Welcome to Classical Images!
Description: This rare, very large, hand coloured, original antique map of North & South America - resulting from the outcome of the French & Indian War in North America & the Paris Treaty of 1763 - by John Gibson, was published by Robert Sayer London, in 1772. Superbly detailed, impressive in size and beauty of design, with geographical detail based on the American maps by the famous French cartographer Jean Baptiste Bourguignon D'Anville, along with recent Spanish explorations in northern California. The first edition (1763) and second edition (1772) of this map are extremely scarce and hard to find as many of these were working maps and would have been put to use by both the Military and Government. Other editions with revisions were published in 1777, 1783, 1786 & 1794 which emphasised the post revolutionary break up of North America, without the L&R text boxes. The Treaty of Paris was signed between Britain, France, and Spain, reshaping the map of North America and ending the colonial phase of the Seven Years' War. France, defeated in the New World and frustrated in its war against Prussia, lost all claims to Canada and gave Louisiana to Spain, while Britain received Spanish Florida, Upper Canada, and various French holdings overseas. France's adventure in India also came to an end, ensuring the colonial supremacy of Britain in coming decades. Five days after the Treaty of Paris, the Treaty of Hubertusburg was signed, acknowledging Prussia's right to the Polish province of Silesia, a claim that seven years earlier had started the war.

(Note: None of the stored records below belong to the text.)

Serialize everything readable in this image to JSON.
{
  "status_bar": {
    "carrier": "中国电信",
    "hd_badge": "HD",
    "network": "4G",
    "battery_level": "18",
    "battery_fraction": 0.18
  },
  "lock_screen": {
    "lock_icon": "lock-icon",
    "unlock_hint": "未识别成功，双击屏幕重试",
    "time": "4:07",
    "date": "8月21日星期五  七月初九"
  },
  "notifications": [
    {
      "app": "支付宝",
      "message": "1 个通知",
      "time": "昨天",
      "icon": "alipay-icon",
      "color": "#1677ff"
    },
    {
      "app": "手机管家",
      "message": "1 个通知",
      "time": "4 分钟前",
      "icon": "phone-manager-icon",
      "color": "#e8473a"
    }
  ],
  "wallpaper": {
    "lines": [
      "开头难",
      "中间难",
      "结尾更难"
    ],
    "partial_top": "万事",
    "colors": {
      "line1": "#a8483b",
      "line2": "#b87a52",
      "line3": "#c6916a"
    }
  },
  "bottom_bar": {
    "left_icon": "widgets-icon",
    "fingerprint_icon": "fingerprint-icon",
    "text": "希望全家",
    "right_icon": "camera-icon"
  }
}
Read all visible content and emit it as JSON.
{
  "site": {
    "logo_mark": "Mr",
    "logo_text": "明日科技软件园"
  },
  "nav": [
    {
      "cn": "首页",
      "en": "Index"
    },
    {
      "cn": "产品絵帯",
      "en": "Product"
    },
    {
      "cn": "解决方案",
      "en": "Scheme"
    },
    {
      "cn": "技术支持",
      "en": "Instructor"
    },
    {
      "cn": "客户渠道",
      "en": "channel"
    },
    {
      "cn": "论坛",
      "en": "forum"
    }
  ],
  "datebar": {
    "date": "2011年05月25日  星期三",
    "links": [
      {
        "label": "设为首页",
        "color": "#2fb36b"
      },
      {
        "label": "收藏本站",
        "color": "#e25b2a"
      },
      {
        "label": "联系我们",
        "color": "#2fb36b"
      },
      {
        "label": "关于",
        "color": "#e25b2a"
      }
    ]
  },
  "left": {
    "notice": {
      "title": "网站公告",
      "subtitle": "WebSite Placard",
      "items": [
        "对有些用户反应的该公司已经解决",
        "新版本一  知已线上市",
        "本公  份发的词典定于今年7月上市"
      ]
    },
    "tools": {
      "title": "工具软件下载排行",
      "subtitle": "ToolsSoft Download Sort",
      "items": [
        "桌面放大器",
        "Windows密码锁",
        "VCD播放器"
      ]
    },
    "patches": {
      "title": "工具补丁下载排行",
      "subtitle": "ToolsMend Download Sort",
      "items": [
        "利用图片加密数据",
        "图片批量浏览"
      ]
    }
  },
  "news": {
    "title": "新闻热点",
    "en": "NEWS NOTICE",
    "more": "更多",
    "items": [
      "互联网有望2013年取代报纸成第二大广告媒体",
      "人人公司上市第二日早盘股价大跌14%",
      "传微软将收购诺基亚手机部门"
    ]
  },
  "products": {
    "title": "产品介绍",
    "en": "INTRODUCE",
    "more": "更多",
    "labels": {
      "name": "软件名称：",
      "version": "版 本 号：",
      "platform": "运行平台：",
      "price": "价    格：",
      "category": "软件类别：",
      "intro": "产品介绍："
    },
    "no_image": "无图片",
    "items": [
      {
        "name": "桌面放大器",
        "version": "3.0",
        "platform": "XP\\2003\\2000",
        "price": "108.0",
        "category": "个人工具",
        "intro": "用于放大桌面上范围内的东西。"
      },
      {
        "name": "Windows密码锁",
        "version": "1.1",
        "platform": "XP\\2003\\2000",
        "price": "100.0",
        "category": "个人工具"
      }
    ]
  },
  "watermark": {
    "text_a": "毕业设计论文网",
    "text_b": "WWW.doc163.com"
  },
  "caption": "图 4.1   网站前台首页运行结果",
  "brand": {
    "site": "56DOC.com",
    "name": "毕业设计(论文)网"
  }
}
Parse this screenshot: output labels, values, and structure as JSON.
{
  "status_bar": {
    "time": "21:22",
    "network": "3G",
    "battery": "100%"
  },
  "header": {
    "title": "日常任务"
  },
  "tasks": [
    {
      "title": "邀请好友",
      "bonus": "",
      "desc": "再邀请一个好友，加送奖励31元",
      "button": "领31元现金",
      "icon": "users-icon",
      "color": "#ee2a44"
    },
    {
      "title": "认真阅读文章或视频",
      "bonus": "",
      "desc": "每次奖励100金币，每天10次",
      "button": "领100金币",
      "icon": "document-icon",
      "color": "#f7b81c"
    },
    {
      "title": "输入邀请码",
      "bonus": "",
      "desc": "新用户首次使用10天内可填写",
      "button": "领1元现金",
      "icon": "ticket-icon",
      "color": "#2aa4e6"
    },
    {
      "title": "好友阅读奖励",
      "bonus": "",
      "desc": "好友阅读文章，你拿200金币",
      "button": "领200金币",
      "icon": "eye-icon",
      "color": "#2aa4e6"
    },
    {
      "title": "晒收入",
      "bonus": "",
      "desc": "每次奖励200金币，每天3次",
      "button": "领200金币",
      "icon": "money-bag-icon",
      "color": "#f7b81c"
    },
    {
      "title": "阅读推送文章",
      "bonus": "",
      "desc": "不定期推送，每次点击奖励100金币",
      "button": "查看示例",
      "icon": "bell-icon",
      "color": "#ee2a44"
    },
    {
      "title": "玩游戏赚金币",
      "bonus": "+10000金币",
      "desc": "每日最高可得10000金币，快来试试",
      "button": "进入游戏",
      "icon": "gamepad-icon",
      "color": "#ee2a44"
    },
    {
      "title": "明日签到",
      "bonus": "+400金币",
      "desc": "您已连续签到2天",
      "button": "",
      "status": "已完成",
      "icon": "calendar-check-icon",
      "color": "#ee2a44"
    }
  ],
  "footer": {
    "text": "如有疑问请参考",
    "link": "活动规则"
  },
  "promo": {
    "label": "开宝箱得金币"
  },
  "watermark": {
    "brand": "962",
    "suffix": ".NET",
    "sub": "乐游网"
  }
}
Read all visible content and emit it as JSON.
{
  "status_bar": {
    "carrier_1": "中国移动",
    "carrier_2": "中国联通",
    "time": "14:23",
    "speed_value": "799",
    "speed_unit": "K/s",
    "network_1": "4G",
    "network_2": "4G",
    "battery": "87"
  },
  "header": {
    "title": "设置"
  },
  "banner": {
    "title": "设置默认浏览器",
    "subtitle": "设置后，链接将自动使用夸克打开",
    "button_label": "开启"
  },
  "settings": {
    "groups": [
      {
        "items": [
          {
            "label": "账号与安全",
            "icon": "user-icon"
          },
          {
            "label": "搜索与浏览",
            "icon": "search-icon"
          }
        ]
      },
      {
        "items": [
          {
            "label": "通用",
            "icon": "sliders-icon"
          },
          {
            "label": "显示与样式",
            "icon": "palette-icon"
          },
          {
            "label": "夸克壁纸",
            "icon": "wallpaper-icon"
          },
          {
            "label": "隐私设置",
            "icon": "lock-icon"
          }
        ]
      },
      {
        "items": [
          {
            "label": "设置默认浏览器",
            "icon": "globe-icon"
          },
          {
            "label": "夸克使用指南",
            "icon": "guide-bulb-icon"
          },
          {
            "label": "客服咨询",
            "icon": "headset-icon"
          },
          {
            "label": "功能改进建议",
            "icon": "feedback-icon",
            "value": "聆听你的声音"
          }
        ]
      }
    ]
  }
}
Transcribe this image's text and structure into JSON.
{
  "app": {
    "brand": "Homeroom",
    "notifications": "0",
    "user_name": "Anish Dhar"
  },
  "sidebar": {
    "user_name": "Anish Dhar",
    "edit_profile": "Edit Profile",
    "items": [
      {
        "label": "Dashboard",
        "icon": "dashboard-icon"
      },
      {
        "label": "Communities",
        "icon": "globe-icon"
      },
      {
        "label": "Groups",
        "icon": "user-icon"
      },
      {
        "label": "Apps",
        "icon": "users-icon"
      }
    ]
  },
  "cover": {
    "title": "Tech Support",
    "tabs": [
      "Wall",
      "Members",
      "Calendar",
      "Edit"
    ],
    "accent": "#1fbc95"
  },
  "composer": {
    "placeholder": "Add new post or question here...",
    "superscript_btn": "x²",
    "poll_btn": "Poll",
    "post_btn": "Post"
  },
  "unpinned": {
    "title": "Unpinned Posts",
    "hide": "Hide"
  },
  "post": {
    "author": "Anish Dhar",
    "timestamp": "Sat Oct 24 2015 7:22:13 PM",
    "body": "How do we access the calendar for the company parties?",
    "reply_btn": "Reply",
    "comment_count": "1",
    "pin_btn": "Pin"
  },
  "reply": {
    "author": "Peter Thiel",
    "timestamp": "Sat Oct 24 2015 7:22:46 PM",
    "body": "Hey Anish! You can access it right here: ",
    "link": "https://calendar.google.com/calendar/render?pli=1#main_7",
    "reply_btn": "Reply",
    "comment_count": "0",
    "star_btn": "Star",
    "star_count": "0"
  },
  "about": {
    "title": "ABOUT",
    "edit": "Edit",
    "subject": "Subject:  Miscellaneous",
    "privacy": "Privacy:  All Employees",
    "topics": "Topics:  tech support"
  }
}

General Description: Paper thickness and quality: - Heavy & stable Paper color: - White Age of map color: - Original & later Colors used: - Yellow, green, red General color appearance: - Authentic Paper size: - 47 1/2in x 42 1/2in (1.20m x 1.08m) Margins: - Min 1/2in (12mm)
Imperfections: Margins: - None Plate area: - Folds & joins as issued Verso: - Light age toning Background: This is John Gibson's celebrated map of the New World, showing the European Possessions and the recently recognized boundaries of North & South as decreed by the 1763 Treaty of Paris. The text box on the left side of the map outlines some of the articles of the Paris Treaty of 1763. The text box on the right hand side shows the possessions of each European Power in North & South America. The map is one of the earliest obtainable English language wall maps of Continental America. It was periodically updated during the later part of the 18th Century, first to include the information and boundaries established at the conclusion of the French and Indian War in 1763, and later, after the American Revolution and the establishment of the United States. The map provides a stark contrast between the known and unknown regions, with the eastern parts of North America quite well understood, whereas the mythical River of the West is still shown, seeking a continuous water course from the Atlantic to the Pacific. The map also includes an excellent treatment of South America at the end of the Spanish Colonial empire, based in part on the recently published Cruz Cano y Olmedilla map of South America (Mapa Geográfico De America Meridional . . .). Although the United States extends to the Mississippi, the province of Quebec appears to encroach on U.S. territory around the Great Lakes. Details of north-western North America are just beginning to emerge. The map shows a peninsular California, a Chinese colony ("Fou Sang") in British Columbia, and two possible locations for a "River of the West" (one with its source at Pike's lake; the other, further north at Lake Winnipeg). The South America sheet includes an inset map of northern North America to Baffin's Bay, showing Greenland as part of the North American mainland. The beautiful title cartouche is a baroque fantasy with New World flora, both temperate and tropical, beaver, alligator, and an Indian chieftain's headdress. (Ref: M&B; Tooley)
John Gibson 1750 - 1792An English cartographer, geographer, draughtsman and engraver. Recognized as an important late eighteenth-century British cartographer, a contemporary of Jacques-Nicolas Bellin and a skilled engraver. Spent most of his life in prison because of several debts, however he produced thousands of maps, including large scale maps of America along with his best known work in 1758 called the pocket atlas Atlas Minimus.He also worked for the Gentleman's Magazine for which engraved different decorative maps who also published his own work in The Universal Magazine of Knowledge and Pleasure, The Universal Museum and The Universal Traveller.